> Exercise requirements
Filter on the word "true": copy each matching line from the listing below.

> Input data
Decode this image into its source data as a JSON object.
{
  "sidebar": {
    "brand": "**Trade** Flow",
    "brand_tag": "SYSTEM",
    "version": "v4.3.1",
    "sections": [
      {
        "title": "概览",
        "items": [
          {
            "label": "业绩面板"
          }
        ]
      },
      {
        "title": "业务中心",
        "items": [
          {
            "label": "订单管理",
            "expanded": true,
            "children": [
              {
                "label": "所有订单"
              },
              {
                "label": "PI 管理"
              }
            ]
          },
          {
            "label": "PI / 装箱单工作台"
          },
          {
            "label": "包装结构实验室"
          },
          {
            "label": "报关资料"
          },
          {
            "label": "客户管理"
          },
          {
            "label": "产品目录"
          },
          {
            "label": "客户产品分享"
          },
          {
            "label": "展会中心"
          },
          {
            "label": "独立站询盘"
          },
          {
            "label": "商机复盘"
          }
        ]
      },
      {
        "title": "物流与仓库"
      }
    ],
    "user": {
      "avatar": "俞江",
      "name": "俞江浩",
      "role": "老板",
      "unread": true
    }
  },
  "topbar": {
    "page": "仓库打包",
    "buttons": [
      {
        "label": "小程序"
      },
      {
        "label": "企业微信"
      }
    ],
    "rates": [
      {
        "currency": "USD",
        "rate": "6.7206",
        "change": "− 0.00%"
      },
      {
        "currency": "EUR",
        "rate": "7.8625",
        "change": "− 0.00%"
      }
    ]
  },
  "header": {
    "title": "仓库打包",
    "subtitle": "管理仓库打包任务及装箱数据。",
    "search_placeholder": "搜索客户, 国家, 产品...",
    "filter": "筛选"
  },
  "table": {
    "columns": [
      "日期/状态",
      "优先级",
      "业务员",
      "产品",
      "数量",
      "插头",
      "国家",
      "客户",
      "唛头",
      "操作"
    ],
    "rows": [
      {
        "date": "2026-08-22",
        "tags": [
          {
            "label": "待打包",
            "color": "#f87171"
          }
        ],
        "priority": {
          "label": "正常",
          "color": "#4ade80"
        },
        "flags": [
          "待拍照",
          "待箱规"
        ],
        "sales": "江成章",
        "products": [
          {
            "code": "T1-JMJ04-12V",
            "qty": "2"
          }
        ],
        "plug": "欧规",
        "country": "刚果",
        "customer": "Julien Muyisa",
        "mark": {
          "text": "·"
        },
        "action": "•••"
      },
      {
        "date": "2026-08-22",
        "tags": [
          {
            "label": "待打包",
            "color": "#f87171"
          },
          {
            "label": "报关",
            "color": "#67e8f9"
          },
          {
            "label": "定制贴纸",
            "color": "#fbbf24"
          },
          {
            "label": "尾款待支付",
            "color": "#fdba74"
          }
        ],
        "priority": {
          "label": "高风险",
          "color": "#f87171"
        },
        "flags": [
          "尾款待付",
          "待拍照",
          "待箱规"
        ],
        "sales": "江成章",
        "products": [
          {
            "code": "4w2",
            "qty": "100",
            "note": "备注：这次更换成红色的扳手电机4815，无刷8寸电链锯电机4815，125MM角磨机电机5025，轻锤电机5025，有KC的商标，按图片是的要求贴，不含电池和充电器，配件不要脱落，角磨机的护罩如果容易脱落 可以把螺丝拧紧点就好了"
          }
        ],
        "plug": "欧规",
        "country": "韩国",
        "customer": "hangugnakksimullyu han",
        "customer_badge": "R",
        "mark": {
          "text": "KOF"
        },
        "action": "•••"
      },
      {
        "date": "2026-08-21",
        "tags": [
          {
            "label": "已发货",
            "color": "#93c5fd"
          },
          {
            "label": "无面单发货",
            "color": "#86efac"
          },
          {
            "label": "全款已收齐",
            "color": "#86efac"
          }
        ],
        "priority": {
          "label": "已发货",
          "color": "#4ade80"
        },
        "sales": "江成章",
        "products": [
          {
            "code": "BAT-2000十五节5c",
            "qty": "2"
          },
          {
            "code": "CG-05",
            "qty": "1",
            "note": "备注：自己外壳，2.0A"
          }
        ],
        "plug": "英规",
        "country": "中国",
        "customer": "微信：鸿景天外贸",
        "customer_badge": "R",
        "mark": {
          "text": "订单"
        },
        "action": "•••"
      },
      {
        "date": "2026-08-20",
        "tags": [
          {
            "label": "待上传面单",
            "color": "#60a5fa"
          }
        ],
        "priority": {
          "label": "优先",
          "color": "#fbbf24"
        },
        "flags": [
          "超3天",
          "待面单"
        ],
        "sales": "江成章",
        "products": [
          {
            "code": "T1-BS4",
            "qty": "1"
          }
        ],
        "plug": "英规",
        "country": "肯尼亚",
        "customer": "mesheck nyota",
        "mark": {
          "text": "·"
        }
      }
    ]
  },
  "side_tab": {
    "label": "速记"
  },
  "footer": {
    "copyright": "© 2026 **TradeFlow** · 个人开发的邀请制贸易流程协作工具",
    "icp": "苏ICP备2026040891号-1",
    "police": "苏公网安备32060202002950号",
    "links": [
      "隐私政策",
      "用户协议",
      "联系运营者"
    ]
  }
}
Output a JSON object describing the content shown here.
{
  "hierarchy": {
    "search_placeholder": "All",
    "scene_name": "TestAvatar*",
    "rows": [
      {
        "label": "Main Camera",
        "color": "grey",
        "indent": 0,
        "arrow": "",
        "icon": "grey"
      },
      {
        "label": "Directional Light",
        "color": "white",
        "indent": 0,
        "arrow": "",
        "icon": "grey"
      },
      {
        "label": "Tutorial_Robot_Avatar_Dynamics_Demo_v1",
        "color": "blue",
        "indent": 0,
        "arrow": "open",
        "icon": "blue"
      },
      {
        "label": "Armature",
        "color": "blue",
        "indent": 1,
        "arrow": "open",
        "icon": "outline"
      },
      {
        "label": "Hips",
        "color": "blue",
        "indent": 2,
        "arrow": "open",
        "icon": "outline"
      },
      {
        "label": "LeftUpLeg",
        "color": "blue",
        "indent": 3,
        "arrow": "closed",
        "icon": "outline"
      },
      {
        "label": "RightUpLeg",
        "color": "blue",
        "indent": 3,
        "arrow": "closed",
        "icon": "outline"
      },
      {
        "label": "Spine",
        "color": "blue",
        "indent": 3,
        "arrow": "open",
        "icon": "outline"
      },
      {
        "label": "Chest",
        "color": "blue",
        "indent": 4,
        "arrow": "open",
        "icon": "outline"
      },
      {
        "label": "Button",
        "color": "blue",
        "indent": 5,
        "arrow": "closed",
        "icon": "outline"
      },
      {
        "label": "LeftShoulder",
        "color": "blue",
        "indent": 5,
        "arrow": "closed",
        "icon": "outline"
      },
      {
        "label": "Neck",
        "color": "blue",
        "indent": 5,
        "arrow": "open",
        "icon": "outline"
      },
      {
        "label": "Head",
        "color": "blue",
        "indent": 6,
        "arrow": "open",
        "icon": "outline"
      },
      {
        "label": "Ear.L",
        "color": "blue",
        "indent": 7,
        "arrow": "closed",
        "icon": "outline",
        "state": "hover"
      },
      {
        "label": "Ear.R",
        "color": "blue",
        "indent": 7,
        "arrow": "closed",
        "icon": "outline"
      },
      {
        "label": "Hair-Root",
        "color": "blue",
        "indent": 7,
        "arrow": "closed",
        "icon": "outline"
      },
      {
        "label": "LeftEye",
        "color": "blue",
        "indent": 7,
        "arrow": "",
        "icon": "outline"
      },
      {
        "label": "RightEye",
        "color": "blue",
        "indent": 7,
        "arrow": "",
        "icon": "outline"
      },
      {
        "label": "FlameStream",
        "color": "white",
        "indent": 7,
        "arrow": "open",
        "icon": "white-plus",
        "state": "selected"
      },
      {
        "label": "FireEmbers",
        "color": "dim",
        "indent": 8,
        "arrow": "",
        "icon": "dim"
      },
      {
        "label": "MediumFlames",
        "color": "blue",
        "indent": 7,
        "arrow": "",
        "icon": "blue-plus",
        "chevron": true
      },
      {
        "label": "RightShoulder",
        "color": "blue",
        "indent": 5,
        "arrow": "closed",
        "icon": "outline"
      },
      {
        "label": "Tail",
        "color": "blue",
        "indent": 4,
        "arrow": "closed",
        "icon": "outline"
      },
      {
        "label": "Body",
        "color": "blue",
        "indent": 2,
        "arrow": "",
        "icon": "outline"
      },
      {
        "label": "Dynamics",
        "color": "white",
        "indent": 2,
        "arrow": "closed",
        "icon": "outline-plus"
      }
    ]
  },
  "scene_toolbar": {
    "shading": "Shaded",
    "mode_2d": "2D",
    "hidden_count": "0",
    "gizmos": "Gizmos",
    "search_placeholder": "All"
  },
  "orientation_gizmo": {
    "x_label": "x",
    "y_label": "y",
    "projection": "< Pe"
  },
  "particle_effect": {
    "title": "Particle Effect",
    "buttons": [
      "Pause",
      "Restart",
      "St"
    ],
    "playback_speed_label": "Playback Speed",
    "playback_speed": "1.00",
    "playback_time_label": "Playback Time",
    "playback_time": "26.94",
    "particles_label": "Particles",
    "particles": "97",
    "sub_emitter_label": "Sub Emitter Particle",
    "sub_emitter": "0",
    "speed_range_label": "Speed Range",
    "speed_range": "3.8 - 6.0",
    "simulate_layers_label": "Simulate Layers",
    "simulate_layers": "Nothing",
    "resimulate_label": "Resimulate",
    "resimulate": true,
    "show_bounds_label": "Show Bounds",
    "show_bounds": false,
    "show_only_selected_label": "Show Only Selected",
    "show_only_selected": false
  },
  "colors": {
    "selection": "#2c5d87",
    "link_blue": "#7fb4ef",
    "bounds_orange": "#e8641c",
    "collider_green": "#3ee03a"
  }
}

> Solution
            "expanded": true,
      "unread": true
        "chevron": true
    "resimulate": true,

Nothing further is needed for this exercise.